It’s always an exciting day at a zoo when a new animal is born. There’s nothing cuter than a newborn baby animal, bringing lots of joy to zoo staff and visitors.
In fact, the only thing cuter than one baby animal is two baby animals — and the Houston Zoo had double the reason to celebrate recently, after welcoming a very rare pair of baby ocelots!
The cubs, a male and a female, were born on May 29, the zoo announced this week. While only a few weeks old, it seems their personalities are already shining through: they have been named Wasabi and Sriracha, after their “spicy attitudes.”
The baby ocelots are the first born at the zoo in 20 years. While they’re tiny now, these medium-sized wildcats will grow up to be about 30-40 inches long.

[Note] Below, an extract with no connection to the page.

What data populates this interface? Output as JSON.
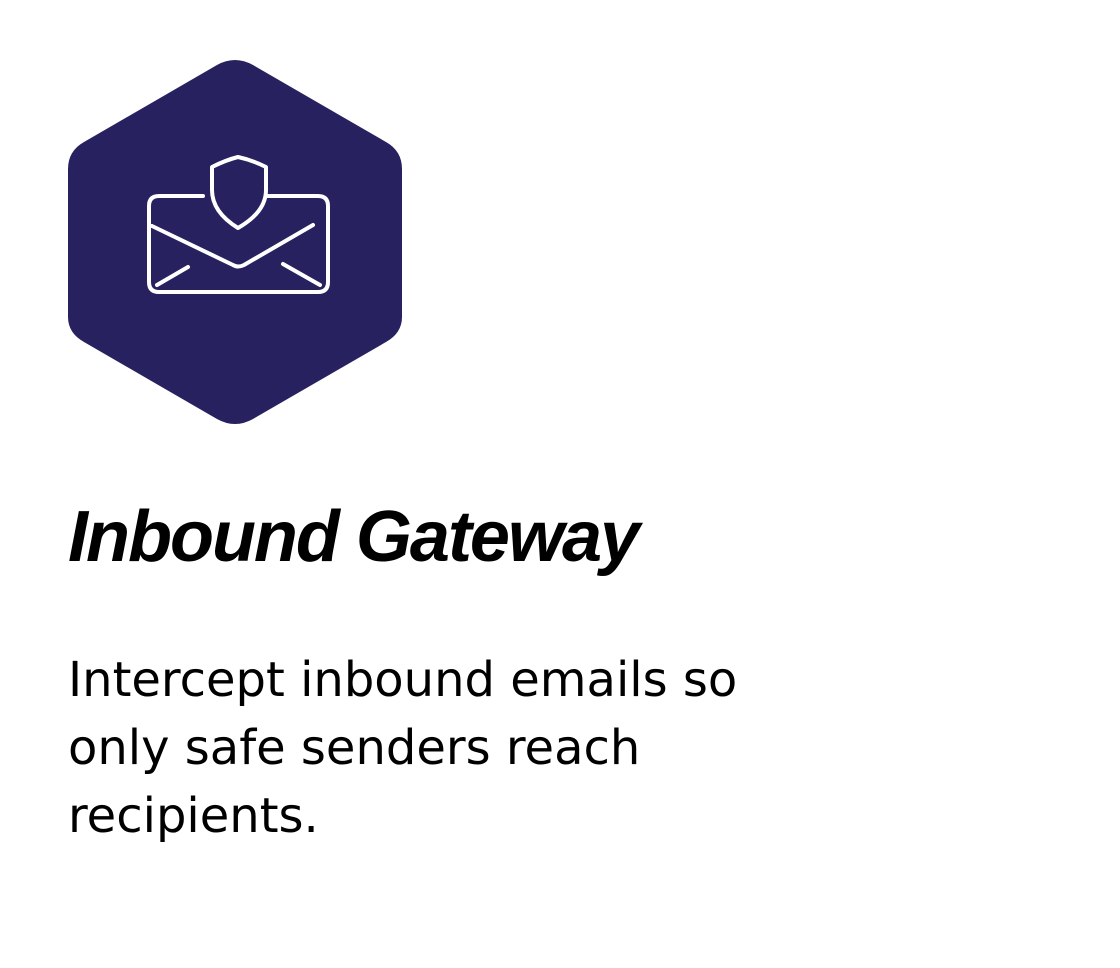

They were born to a mom named Genoveve and her male partner Jack, who is described as “the most genetically valuable ocelot in accredited Association of Zoos and Aquariums facilities.”
Those good genes are important, because although the ocelot isn’t an endangered species — they’re considered as “Least Concern” on the IUCN Red List — their population has seen decreases due to habitat destruction. There are now only an estimated 50-80 ocelots in the United States, the Houston Zoo reports.
Each new ocelot birth is another step towards ensuring the survival of this species, so it’s extra great news that Wasabi and Sriracha arrived as a pair. The zoo says it is rare to see ocelot twins.
The cubs are now spending time with their mom behind-the-scenes, but will soon be made available for public viewing. Hopefully these adorable newborns will inspire people to come visit — and help support the zoo’s conservation efforts.
“The biggest threat to the ocelot’s survival is the loss of habitat. Every time you visit the Houston Zoo you are helping protect ocelots in the wild,” the Houston Zoo wrote. “The Zoo provides support for people protecting and replanting forests in Colombia to protect wild ocelot homes.”
Congrats to the Houston Zoo on the births of these precious ocelots! We hope they will bring joy to visitors for years to come and inspire people to help protect this species and their habitats.